That recent three-game stretch, when Fernandez had one opening-night starter (forward Alyssa Rader) available? USF won all three. Five losses have been by three or fewer points. Even in this, the most snake-bitten of his 19 seasons at USF, Fernandez’s club is a handful of possessions from having 20 wins already.

For that, his peers should select him American Athletic Conference Coach of the Year.

“I think he and his staff have done an amazing job,” said veteran broadcaster/analyst Leah Secondo, who calls games for ESPN and CBS Sports Network, and has worked three Bulls contests this season.

"He's certainly lost a few more hairs over (this season)...but he and his staff, they are very patient with these guys."

At times, patience was seemingly all Fernandez and his staff had remaining.

The team’s best offensive player, future WNBA draft prospect Kitija Laksa, was lost for the season when she tore her ACL in Game 3. The best defensive player, fifth-year senior Laura Ferreira, played in one conference game before being shut down with what the school has called an “unspecified illness.”

In between, the school announced 6-foot-3 Portugal native Beatriz Jordao, the crown jewel of Fernandez’s 2019 recruiting class, would miss the rest of the season due to a left leg injury.

That left Fernandez with two healthy opening night starters ― Rader and freshman point guard Sydni Harvey ― for all of January, February and March.

Rader missed five AAC games while in concussion protocol, and is fighting through other lower-body issues. Harvey recently missed three contests due to concussion protocol. Collectively, the Bulls’ season-opening starting quintet has missed 65 games.

“We’ve had an ACL or an ankle sprain, or somebody misses four or five games, but not to the extent of this,” Fernandez said after an early-January loss to UCF.

“But it’s like I tell our kids, stuff like this prepares you for after USF.”

Those who mistook that philosophical tone for a concessive one have witnessed the extent of both his tenacity and his staff’s recruiting.

In Wednesday night’s 59-49 victory at Houston (a 15-win club), Fernandez started two freshmen and two sophomores.

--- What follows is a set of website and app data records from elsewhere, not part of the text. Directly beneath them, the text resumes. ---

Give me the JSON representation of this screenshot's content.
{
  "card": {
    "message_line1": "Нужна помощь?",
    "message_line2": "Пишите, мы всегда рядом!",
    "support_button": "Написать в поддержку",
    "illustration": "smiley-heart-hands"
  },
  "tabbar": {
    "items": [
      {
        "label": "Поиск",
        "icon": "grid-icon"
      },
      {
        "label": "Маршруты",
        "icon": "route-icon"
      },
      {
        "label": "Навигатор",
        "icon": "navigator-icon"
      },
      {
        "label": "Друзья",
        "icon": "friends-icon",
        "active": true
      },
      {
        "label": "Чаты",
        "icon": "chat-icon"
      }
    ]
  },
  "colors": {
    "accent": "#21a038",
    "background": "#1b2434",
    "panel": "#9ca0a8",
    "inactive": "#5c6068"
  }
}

The top scorer, sophomore guard Enna Pehadzic (12 points), is averaging 15.4 points and 6.5 rebounds in conference play. Last season, she totaled 14 points in nine appearances.

Down low, the Bulls finished with a 31-22 advantage in defensive rebounds. Of 6-1 junior Tamara Henshaw’s 15 boards, 13 came on the defensive glass. Behind Henshaw (8.1 rpg) and 6-2 sophomore Shae Leverett (7.9), USF entered the weekend ranked seventh nationally in total rebounds (1,231).

“They’re unbelievable (on the glass),” said Cincinnati coach Michelle Clark-Heard, whose 19-9 team ended the Bulls’ four-game win streak (but was out-rebounded) with a 57-43 triumph Saturday. “They’re still doing a great job of that.”

At the dawn of March, the glass remains the prevailing metaphor for this group, which might ― might ― over-achieve its way into the WNIT. Less than a month ago, the Bulls were .500, with only two wins in their first eight conference games and four-fifths of their regular starting lineup in street clothes.

Instead of regressing, they rebounded. For that, Fernandez warrants conference recognition.

“I think he’s done an incredible job,” Clark-Heard said.

“I think, as everyone knows and has known for a long time, he’s a great coach. He’s gotten those players to jell and mesh together more, and they’re playing really well. Different players are stepping up and that’s what great coaches and great coaching staffs do.”

Contact Joey Knight at Follow @TBTimes_Bulls.